▸ Stored dataset items

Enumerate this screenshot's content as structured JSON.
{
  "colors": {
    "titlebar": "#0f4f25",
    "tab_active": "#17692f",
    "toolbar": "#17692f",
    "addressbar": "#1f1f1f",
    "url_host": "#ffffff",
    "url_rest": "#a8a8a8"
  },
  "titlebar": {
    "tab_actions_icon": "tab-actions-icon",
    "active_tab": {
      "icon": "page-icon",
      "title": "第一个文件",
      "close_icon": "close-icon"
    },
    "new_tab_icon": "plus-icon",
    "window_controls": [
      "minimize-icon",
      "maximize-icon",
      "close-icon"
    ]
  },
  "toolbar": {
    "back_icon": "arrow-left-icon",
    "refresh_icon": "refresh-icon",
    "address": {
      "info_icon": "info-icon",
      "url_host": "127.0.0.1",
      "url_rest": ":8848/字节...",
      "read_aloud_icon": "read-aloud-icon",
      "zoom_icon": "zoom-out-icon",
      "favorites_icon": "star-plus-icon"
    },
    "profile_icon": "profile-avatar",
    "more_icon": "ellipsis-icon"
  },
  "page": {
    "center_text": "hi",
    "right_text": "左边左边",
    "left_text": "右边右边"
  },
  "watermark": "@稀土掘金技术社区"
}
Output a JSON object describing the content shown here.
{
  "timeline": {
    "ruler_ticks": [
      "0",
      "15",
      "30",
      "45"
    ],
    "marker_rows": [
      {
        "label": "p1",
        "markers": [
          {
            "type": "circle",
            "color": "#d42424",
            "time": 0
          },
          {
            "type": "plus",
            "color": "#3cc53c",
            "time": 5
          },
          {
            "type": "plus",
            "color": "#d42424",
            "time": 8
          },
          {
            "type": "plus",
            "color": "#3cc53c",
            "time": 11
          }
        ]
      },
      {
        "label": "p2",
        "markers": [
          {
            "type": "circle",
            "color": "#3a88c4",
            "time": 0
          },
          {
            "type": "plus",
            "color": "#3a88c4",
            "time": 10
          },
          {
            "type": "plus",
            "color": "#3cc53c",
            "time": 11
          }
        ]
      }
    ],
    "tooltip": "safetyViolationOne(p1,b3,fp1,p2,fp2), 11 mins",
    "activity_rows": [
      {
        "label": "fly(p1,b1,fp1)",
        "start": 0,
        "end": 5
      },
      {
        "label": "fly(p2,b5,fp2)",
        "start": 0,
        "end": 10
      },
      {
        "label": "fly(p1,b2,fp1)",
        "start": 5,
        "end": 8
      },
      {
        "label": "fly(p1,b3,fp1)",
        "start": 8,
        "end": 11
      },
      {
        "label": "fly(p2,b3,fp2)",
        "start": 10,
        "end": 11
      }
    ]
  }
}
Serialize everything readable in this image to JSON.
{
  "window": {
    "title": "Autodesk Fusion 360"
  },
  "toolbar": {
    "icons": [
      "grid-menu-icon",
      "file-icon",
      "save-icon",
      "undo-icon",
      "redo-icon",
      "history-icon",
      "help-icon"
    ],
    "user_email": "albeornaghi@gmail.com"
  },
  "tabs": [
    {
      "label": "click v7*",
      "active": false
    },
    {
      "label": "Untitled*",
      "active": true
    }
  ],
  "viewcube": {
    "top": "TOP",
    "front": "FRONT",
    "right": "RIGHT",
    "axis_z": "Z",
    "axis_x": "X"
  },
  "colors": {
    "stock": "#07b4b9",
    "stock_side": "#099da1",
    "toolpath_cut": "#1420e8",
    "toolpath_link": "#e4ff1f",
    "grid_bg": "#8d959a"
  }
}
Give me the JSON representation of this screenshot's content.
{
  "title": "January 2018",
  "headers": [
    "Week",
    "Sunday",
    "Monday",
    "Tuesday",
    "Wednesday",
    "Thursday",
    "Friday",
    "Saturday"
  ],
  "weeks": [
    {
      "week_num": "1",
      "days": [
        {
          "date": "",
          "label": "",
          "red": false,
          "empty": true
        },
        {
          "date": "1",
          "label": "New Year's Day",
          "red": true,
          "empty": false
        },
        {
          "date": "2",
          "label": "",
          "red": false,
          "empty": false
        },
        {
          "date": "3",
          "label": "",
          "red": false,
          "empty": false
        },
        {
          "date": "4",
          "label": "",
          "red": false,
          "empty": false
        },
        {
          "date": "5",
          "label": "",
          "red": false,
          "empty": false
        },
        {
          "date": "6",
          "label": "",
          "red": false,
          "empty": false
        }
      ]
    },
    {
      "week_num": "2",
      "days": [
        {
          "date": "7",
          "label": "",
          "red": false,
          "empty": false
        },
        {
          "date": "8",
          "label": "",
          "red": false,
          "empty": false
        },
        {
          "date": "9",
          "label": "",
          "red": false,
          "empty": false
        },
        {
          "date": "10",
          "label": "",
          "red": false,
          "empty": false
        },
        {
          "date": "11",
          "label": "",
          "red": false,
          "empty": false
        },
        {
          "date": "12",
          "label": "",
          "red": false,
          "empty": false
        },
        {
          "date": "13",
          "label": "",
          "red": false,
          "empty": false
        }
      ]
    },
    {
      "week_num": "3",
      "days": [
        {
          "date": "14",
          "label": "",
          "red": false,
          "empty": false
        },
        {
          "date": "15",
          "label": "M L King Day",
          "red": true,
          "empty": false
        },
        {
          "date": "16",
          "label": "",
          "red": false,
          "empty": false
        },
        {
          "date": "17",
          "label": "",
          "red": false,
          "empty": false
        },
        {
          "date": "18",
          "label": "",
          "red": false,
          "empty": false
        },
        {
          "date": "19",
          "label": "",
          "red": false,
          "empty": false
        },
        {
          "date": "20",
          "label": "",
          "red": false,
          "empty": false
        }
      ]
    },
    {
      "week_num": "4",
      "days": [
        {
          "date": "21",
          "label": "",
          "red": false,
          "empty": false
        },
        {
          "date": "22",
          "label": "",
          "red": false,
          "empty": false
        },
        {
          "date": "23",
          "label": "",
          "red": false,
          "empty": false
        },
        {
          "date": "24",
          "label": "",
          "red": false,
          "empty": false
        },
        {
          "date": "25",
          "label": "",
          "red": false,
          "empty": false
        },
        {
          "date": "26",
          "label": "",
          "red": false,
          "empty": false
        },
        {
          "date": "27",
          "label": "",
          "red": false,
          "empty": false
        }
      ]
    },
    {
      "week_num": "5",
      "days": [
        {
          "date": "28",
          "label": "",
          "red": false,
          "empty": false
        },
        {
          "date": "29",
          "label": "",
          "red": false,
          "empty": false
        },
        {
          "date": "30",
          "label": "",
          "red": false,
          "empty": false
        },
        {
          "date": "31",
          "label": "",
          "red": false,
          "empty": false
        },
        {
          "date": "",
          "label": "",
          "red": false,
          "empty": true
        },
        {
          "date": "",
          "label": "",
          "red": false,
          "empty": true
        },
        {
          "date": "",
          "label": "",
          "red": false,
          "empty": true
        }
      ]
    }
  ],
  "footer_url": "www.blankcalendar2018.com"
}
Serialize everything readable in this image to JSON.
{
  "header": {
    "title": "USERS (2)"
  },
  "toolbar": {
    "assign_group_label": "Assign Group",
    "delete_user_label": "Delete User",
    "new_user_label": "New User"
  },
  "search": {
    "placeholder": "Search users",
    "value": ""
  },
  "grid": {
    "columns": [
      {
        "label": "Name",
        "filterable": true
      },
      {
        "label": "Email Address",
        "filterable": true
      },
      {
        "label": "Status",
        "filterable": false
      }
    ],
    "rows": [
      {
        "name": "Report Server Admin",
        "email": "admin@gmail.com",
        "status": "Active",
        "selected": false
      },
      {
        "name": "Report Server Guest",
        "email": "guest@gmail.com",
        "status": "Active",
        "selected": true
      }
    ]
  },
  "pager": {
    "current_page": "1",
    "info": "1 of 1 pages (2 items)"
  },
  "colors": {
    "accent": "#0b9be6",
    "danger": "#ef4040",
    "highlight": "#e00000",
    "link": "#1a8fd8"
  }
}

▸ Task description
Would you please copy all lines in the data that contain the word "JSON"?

▸ Result of this exercise
Enumerate this screenshot's content as structured JSON.
Output a JSON object describing the content shown here.
Serialize everything readable in this image to JSON.
Give me the JSON representation of this screenshot's content.
Serialize everything readable in this image to JSON.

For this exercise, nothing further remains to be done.